Dubai: In a novel attempt to raise funds for a multi-speciality medical centre, the Pakistan Association in Dubai (PAD) has launched an ‘own a brick’ campaign for the Dh12 million facility.

The first-ever not-for-profit Pakistan Medical Centre project will be launched on August 14, the Independence Day of Pakistan. The centre will be housed in a two-storey building which will cost Dh12 million. PAD offers community members 12,000 bricks to own with a price tag of Dh1,000 for each brick in a bid to raise Dh12 million for the construction of the building, which will be completed in 18 months.

“We don’t want to raise funds through donation but offer community members a chance to have their share in the medical centre which will cater to the low-income group of people offering top class health-care facilities,” said Dr Faisal Ikram, general secretary of PAD, while addressing a press conference on Tuesday.

He said at least 1,000 bricks will also be offered to the low-income group so that they can contribute even Dh100 each to have their share in the construction of the building.

“We are sure to achieve our target as more than 1.4 million Pakistani expatriates live in the UAE. There should not be any problem in attracting 12,000 people to ‘own a brick’ for the noble cause.

Those who ‘own a brick’ for Dh1,000 will also get lifetime membership of the association. The membership fee alone costs Dh1,000 per member. This is a win-win situation for those who contribute to this project.

“Pakistan Medical Centre will be the first ever non-profit health-care facility to be built by expatriates at their community centre anywhere in the world,” he said.

The medical centre is being built in cooperation with Community Development Authority (CDA), Dubai Health Authority (DHA), Dubai Economic Department, Dar Al Ber Society and Emirates Red Crescent. “We are grateful to all the authorities concerned for granting us permission for this unique community project,” said Dr Ikram.

He said the idea of building the medical centre was conceived by the Medical Wing of the Association, which is a group of volunteer Pakistani doctors who hold medical camps once a month to provide free consultation to underprivileged community members.

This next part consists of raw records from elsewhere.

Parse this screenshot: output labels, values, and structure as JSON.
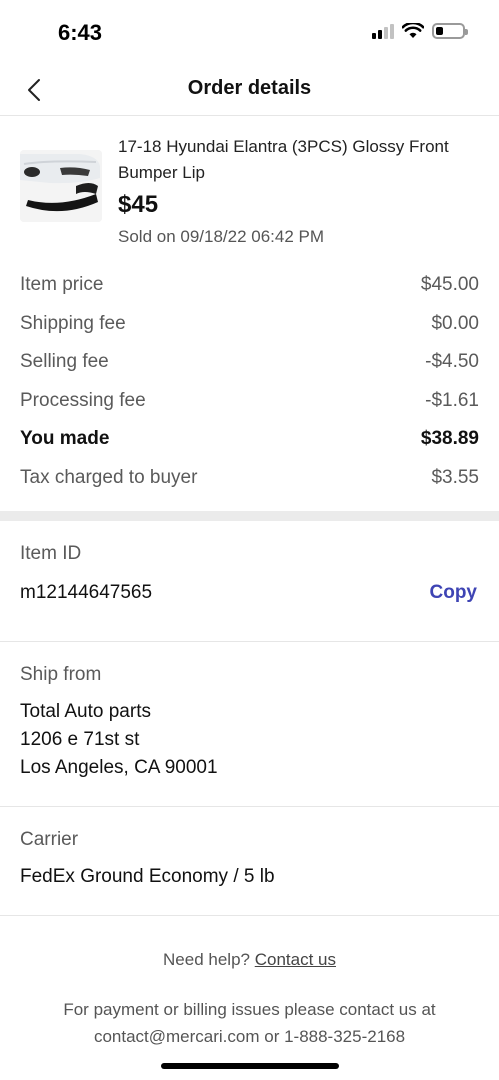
{
  "status_bar": {
    "time": "6:43",
    "icons": [
      "cellular-signal-icon",
      "wifi-icon",
      "battery-icon"
    ],
    "battery_level": 0.28
  },
  "nav": {
    "title": "Order details",
    "back_icon": "chevron-left-icon"
  },
  "item": {
    "title": "17-18 Hyundai Elantra (3PCS) Glossy Front Bumper Lip",
    "price": "$45",
    "sold_on": "Sold on 09/18/22 06:42 PM"
  },
  "fees": {
    "rows": [
      {
        "label": "Item price",
        "value": "$45.00"
      },
      {
        "label": "Shipping fee",
        "value": "$0.00"
      },
      {
        "label": "Selling fee",
        "value": "-$4.50"
      },
      {
        "label": "Processing fee",
        "value": "-$1.61"
      },
      {
        "label": "You made",
        "value": "$38.89"
      },
      {
        "label": "Tax charged to buyer",
        "value": "$3.55"
      }
    ]
  },
  "item_id": {
    "label": "Item ID",
    "value": "m12144647565",
    "copy_label": "Copy"
  },
  "ship_from": {
    "label": "Ship from",
    "lines": [
      "Total Auto parts",
      "1206 e 71st st",
      "Los Angeles, CA 90001"
    ]
  },
  "carrier": {
    "label": "Carrier",
    "value": "FedEx Ground Economy / 5 lb"
  },
  "help": {
    "prompt": "Need help?",
    "link": "Contact us",
    "note_line1": "For payment or billing issues please contact us at",
    "note_line2": "contact@mercari.com or 1-888-325-2168"
  },
  "colors": {
    "accent": "#3e44b4",
    "divider": "#ebebeb"
  }
}
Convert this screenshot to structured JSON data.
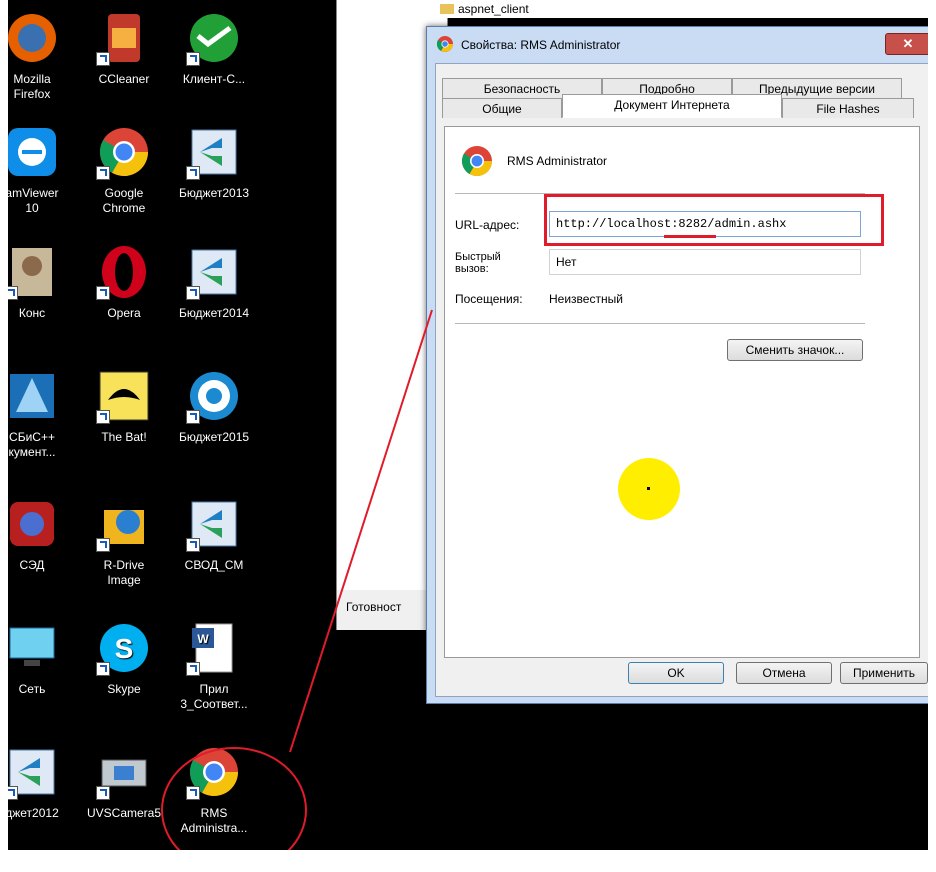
{
  "desktop": {
    "icons": [
      {
        "label": "Mozilla\nFirefox",
        "icon": "firefox-icon"
      },
      {
        "label": "CCleaner",
        "icon": "ccleaner-icon"
      },
      {
        "label": "Клиент-С...",
        "icon": "sberbank-client-icon"
      },
      {
        "label": "amViewer\n10",
        "icon": "teamviewer-icon"
      },
      {
        "label": "Google\nChrome",
        "icon": "chrome-icon"
      },
      {
        "label": "Бюджет2013",
        "icon": "budget-icon"
      },
      {
        "label": "Конс",
        "icon": "consultant-icon"
      },
      {
        "label": "Opera",
        "icon": "opera-icon"
      },
      {
        "label": "Бюджет2014",
        "icon": "budget-icon"
      },
      {
        "label": "СБиС++\nкумент...",
        "icon": "sbis-icon"
      },
      {
        "label": "The Bat!",
        "icon": "the-bat-icon"
      },
      {
        "label": "Бюджет2015",
        "icon": "budget2015-icon"
      },
      {
        "label": "СЭД",
        "icon": "sed-icon"
      },
      {
        "label": "R-Drive\nImage",
        "icon": "rdrive-icon"
      },
      {
        "label": "СВОД_СМ",
        "icon": "budget-icon"
      },
      {
        "label": "Сеть",
        "icon": "network-icon"
      },
      {
        "label": "Skype",
        "icon": "skype-icon"
      },
      {
        "label": "Прил\n3_Соответ...",
        "icon": "word-document-icon"
      },
      {
        "label": "джет2012",
        "icon": "budget-icon"
      },
      {
        "label": "UVSCamera5",
        "icon": "camera-icon"
      },
      {
        "label": "RMS\nAdministra...",
        "icon": "chrome-icon"
      }
    ]
  },
  "background_window": {
    "folder_item": "aspnet_client",
    "status_text": "Готовност"
  },
  "dialog": {
    "title": "Свойства: RMS Administrator",
    "close_label": "✕",
    "tabs_row1": [
      "Безопасность",
      "Подробно",
      "Предыдущие версии"
    ],
    "tabs_row2": [
      "Общие",
      "Документ Интернета",
      "File Hashes"
    ],
    "active_tab": "Документ Интернета",
    "item_name": "RMS Administrator",
    "url_label": "URL-адрес:",
    "url_value": "http://localhost:8282/admin.ashx",
    "hotkey_label": "Быстрый\nвызов:",
    "hotkey_value": "Нет",
    "visits_label": "Посещения:",
    "visits_value": "Неизвестный",
    "change_icon_button": "Сменить значок...",
    "ok_button": "OK",
    "cancel_button": "Отмена",
    "apply_button": "Применить"
  },
  "annotations": {
    "highlight_color": "#e01b2a",
    "cursor_color": "#ffee00"
  }
}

“We have been holding free medical camps for the last seven years and so far have examined more than 30,000 patients,” said Dr Nighat Aftab, president of the medical wing. They also hold free medical camps at the labour accommodations twice a year and a blood donation drive once a year.

“We got the idea of having a dedicated non-for profit medical centre after realising the community’s health needs through our free medical camps,” she added.

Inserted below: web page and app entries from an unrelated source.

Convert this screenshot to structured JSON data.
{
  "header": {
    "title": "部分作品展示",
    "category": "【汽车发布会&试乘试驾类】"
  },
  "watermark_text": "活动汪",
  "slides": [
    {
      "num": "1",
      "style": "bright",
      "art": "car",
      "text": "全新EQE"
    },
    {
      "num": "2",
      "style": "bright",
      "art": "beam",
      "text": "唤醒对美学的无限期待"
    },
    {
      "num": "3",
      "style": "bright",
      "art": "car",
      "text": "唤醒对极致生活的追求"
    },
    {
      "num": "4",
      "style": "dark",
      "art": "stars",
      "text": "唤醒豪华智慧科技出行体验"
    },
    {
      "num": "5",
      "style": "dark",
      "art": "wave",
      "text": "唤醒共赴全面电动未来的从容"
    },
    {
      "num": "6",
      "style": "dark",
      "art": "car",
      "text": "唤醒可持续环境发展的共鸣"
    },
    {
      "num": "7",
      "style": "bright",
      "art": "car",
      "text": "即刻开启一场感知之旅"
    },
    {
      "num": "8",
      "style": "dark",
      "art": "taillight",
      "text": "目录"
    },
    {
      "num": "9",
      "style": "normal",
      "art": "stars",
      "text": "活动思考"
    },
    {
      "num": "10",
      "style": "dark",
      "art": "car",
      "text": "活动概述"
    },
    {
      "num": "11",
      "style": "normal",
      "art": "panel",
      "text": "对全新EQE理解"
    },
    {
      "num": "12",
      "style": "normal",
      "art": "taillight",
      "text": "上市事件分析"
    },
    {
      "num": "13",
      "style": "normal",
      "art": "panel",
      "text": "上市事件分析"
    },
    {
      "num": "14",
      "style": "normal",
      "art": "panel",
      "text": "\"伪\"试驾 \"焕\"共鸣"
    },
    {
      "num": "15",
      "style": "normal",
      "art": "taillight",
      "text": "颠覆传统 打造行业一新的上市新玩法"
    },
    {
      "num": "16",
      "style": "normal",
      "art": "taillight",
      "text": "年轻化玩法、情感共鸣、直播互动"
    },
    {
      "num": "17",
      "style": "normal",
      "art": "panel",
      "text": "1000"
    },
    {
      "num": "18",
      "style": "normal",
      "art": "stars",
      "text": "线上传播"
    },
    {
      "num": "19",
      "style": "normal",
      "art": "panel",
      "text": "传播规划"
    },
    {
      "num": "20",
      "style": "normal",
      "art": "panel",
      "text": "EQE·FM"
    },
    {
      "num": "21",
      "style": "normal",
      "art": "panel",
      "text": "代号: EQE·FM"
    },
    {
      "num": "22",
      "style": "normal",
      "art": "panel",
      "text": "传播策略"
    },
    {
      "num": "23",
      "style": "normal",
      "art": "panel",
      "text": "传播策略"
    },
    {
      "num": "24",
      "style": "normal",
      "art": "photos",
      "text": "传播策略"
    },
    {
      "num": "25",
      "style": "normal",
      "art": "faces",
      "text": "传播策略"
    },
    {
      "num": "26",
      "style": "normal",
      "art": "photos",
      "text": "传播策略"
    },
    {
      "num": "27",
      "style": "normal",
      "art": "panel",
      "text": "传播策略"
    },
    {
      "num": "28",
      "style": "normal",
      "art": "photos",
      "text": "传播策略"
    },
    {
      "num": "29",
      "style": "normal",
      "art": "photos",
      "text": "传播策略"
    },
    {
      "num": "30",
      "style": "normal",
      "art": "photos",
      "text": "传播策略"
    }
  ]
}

Dr Aftab noted that many low-income expatriates do not have access to quality health services and a free medical camp once a month is not enough to cater to their needs. “The whole idea behind the medical centre is to provide them a permanent health-care facility,” she added.

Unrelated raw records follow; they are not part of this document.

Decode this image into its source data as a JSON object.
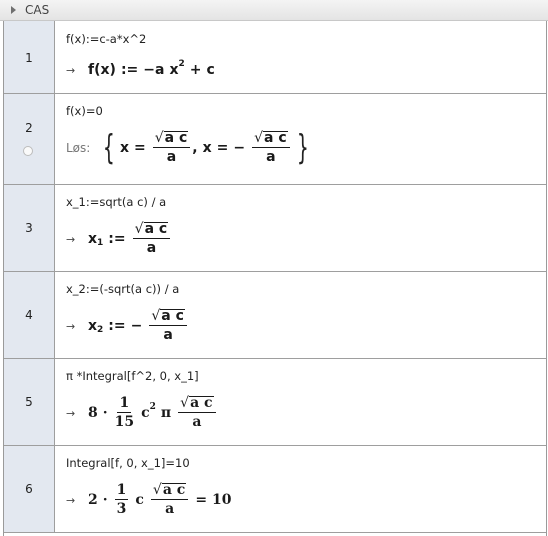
{
  "panel": {
    "title": "CAS"
  },
  "rows": [
    {
      "number": "1",
      "input": "f(x):=c-a*x^2",
      "output_prefix": "→"
    },
    {
      "number": "2",
      "input": "f(x)=0",
      "output_label": "Løs:"
    },
    {
      "number": "3",
      "input": "x_1:=sqrt(a c) / a",
      "output_prefix": "→"
    },
    {
      "number": "4",
      "input": "x_2:=(-sqrt(a c)) / a",
      "output_prefix": "→"
    },
    {
      "number": "5",
      "input": "π *Integral[f^2, 0, x_1]",
      "output_prefix": "→"
    },
    {
      "number": "6",
      "input": "Integral[f, 0, x_1]=10",
      "output_prefix": "→"
    }
  ],
  "math": {
    "f": "f",
    "x": "x",
    "a": "a",
    "c": "c",
    "ac": "a c",
    "assign": ":=",
    "eq": "=",
    "minus": "−",
    "plus": "+",
    "comma": ",",
    "cdot": "·",
    "pi": "π",
    "lparen": "(",
    "rparen": ")",
    "sqrt_sign": "√",
    "brace_l": "{",
    "brace_r": "}",
    "sub1": "1",
    "sub2": "2",
    "exp2": "2",
    "n8": "8",
    "n1": "1",
    "n15": "15",
    "n2": "2",
    "n3": "3",
    "n10": "10"
  }
}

Dr Aamerah Shah, general secretary of the medical wing, said that the wing has a pool of 50 doctors, including specialists and consultants, and they will provide volunteer services at the centre.

The medical centre will be built after demolishing the existing building of the association, established in 1969.

The ground floor of the new complex will consist of an office block, a mosque and a restaurant while the first floor will have a medical centre, fitness and rehabilitation centre, meeting rooms and children’s play area.